### EXERCISE AIM
Search the records for the string "Experimental". Copy each line where it occurs.

** Opening THE DATA block **

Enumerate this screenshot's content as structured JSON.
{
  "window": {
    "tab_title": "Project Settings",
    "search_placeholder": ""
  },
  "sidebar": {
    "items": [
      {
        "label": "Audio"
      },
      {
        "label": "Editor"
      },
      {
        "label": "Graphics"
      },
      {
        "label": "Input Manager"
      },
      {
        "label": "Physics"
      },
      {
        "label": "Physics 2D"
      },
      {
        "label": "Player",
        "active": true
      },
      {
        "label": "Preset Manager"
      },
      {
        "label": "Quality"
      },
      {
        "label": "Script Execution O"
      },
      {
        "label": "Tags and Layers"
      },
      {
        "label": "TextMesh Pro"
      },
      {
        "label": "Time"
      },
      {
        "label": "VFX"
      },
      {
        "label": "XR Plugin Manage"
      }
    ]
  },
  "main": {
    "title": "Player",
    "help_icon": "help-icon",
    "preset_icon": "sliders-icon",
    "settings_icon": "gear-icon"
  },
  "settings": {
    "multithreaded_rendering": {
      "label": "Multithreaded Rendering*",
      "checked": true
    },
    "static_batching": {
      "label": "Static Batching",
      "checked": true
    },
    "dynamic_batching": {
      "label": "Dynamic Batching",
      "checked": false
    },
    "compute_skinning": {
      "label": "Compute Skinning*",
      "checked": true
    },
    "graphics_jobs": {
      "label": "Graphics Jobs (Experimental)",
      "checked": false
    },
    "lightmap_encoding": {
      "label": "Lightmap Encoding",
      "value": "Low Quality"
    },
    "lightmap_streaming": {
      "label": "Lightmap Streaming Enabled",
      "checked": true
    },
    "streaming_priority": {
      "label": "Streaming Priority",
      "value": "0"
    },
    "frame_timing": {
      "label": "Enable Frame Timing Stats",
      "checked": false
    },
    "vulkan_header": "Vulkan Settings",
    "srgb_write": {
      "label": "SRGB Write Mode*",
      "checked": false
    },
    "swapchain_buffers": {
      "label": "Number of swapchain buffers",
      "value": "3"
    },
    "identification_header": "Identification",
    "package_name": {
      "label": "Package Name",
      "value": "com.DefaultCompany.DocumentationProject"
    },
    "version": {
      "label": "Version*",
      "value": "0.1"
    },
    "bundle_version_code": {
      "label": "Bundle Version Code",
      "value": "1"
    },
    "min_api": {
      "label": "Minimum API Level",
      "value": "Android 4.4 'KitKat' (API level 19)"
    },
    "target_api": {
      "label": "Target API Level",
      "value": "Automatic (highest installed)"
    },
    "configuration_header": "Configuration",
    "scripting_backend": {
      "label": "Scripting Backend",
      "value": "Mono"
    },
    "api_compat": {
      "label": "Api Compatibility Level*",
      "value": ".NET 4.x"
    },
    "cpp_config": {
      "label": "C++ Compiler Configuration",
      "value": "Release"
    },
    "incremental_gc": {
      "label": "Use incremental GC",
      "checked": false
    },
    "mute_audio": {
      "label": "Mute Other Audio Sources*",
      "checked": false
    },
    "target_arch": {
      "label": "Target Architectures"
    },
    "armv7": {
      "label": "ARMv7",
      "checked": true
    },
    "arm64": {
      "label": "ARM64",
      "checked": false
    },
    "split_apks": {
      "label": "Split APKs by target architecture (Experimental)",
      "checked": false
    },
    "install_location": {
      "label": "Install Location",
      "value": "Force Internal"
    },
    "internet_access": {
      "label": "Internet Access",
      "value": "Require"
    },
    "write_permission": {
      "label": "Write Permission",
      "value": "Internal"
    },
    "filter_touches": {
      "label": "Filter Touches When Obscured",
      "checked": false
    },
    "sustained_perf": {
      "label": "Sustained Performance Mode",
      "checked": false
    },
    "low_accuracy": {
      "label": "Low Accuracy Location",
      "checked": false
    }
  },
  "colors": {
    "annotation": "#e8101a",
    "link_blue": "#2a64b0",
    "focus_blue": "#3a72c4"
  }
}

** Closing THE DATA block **

### EXERCISE RESULT
      "label": "Graphics Jobs (Experimental)",
      "label": "Split APKs by target architecture (Experimental)",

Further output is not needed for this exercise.